One hundred per cent! Advertising, more than anything else in our society, reflects our society. Advertisers have to sell us something … politicians can give a speech, a poet can write a poem, and even as a comedian I can imagine I’m getting my point across, but advertisers literally have to measure, in sold product, what they do. Advertisers have to have an inherent understanding of what motivates people. They can’t appeal to what we say motivates us; they have to appeal to what truly motivates us – and they can be two very different things.
The show itself is not about advertising. We never talk about trends in the advertising industry. Our show is about why we buy what we buy. And what we’re going to show with Gruen Planet is the same thing, but instead of talking about Toyota and Coke, we’re going to talk about Julia Gillard and Tiger Woods! But the principles are still the same: how are we being prompted, manipulated, pushed or nudged into consuming the things we consume and accepting the messages we accept.
What particular quotes have people come up with to describe your stand up routines that stick in your mind?
I do read my reviews – I try very hard to only read the good ones! (Laughs).
The quote we’ve used on the poster this year probably sums up my act better than anything else. “No-one combines political comedy and dick jokes quite like Wil Anderson!” I’m a believer in not preaching to the choir; I’m not saying things to people who already believe what I’m saying.

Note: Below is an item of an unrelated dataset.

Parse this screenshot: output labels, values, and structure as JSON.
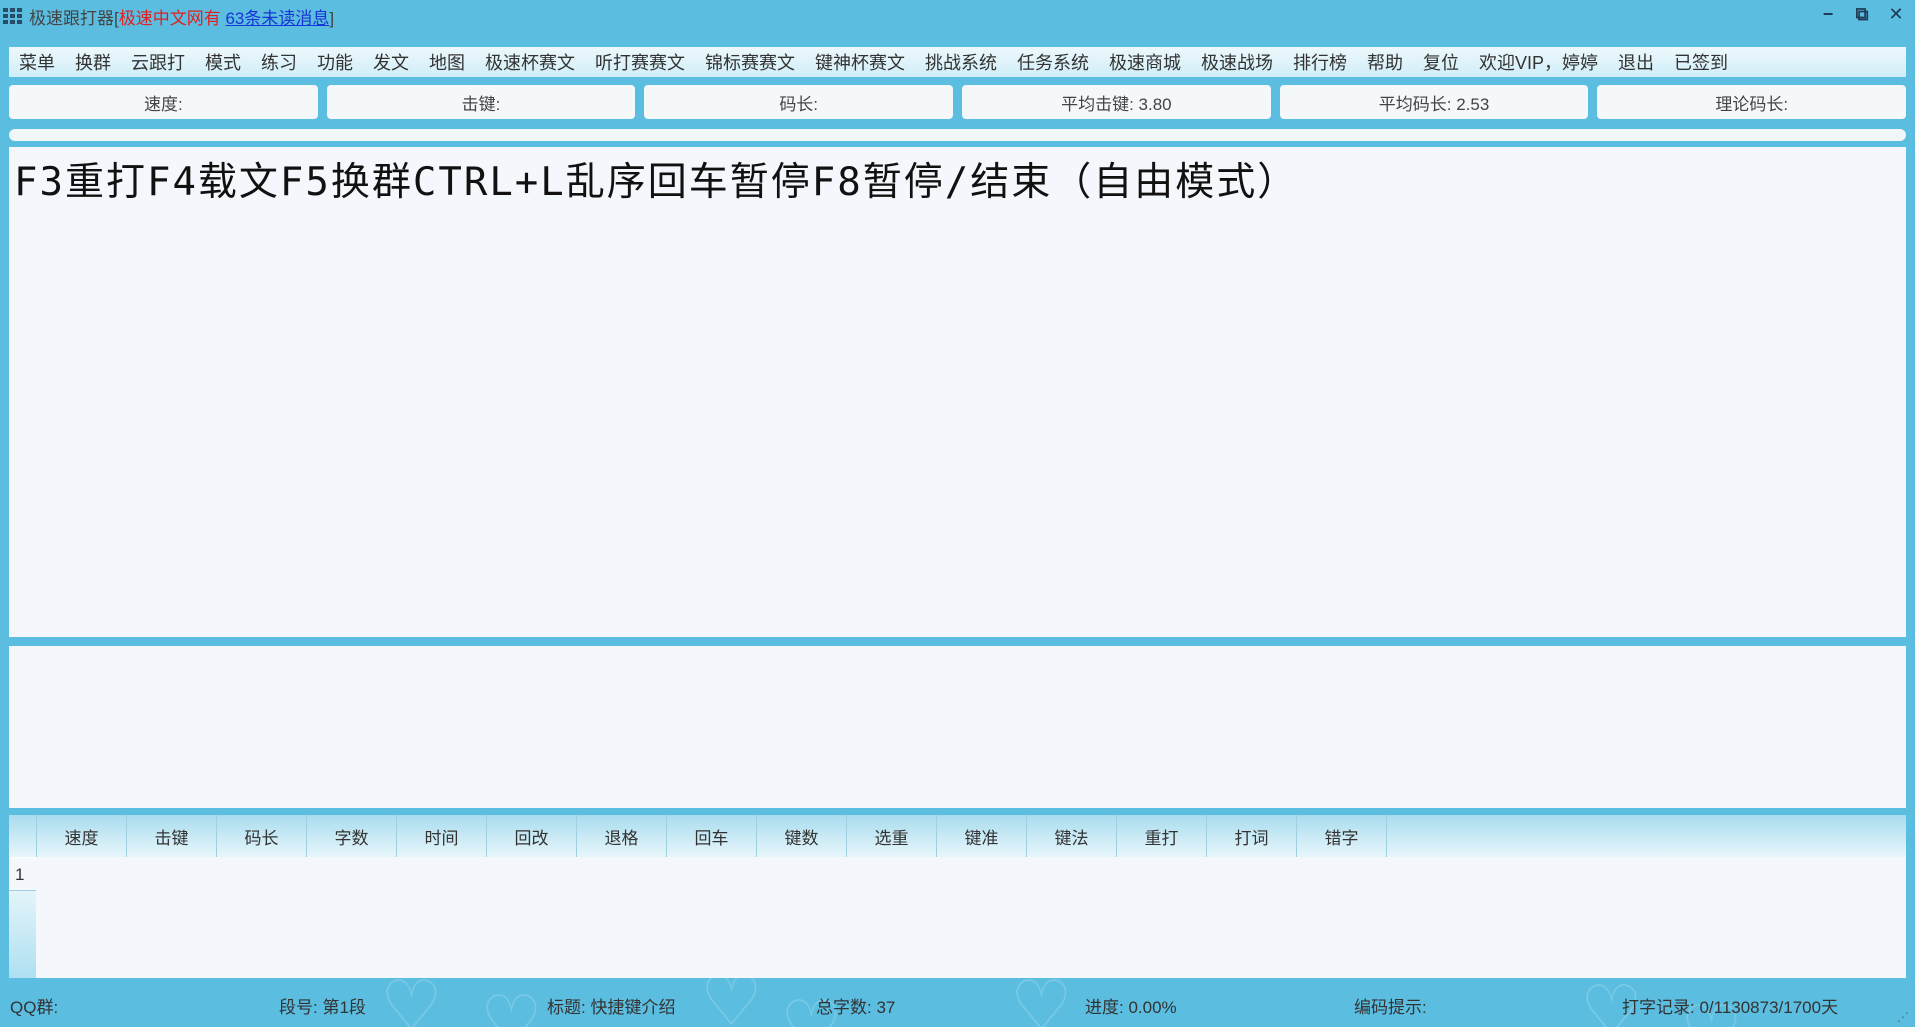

I’m a big believer that if you want to get through to people, you’ve got to use the spoonful of sugar to help the medicine go down. My rule of comedy is that I can make whatever point I want, as long as I have a joke to go with it. I can make whatever joke I want – it doesn’t have to have a point, because I’m a comedian! But I’m not allowed to make a point without a joke.
‘Man vs Wil’, the show you’re touring at the moment … how would you go about describing it to us?

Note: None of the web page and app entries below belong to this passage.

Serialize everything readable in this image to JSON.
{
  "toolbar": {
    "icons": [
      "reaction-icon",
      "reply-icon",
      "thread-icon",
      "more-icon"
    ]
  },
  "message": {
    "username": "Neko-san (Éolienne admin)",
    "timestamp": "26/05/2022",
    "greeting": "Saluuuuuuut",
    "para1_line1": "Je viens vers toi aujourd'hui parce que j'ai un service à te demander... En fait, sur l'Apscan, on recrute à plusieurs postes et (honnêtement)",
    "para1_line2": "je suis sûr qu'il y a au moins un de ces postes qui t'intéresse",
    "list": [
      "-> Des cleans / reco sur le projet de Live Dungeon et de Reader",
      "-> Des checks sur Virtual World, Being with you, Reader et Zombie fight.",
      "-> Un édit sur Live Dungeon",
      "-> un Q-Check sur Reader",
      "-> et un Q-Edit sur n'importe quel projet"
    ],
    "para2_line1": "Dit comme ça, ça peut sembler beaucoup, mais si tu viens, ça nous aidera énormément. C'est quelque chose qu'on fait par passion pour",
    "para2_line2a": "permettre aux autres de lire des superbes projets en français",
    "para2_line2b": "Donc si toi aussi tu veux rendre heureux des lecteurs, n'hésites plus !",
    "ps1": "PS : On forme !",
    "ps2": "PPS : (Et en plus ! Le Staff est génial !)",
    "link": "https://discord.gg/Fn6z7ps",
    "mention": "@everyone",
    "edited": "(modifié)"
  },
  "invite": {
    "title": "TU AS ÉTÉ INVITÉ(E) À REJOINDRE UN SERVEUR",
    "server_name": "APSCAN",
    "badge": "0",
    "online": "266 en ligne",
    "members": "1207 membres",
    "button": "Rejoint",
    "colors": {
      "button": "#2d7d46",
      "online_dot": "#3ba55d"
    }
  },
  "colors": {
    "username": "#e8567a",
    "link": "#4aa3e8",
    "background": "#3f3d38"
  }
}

I’ll quote someone who came to my show, because I enjoyed his description. It was a proper Queensland bogan bloke, and he said, “You know what your show is? It’s what you reckon about stuff, why you reckon it and why you reckon you might be wrong”. That is the best explanation of what I’m trying to do with the show!
It’s a real examination of the grey areas of life – the idea that if we examine any idea long enough, anything we believe in long enough, we’ll always find a point where we, ourselves, become a hypocrite … so why does everything have to be absolute; why does everything have to be black and white?
Interview by Jo Atkins.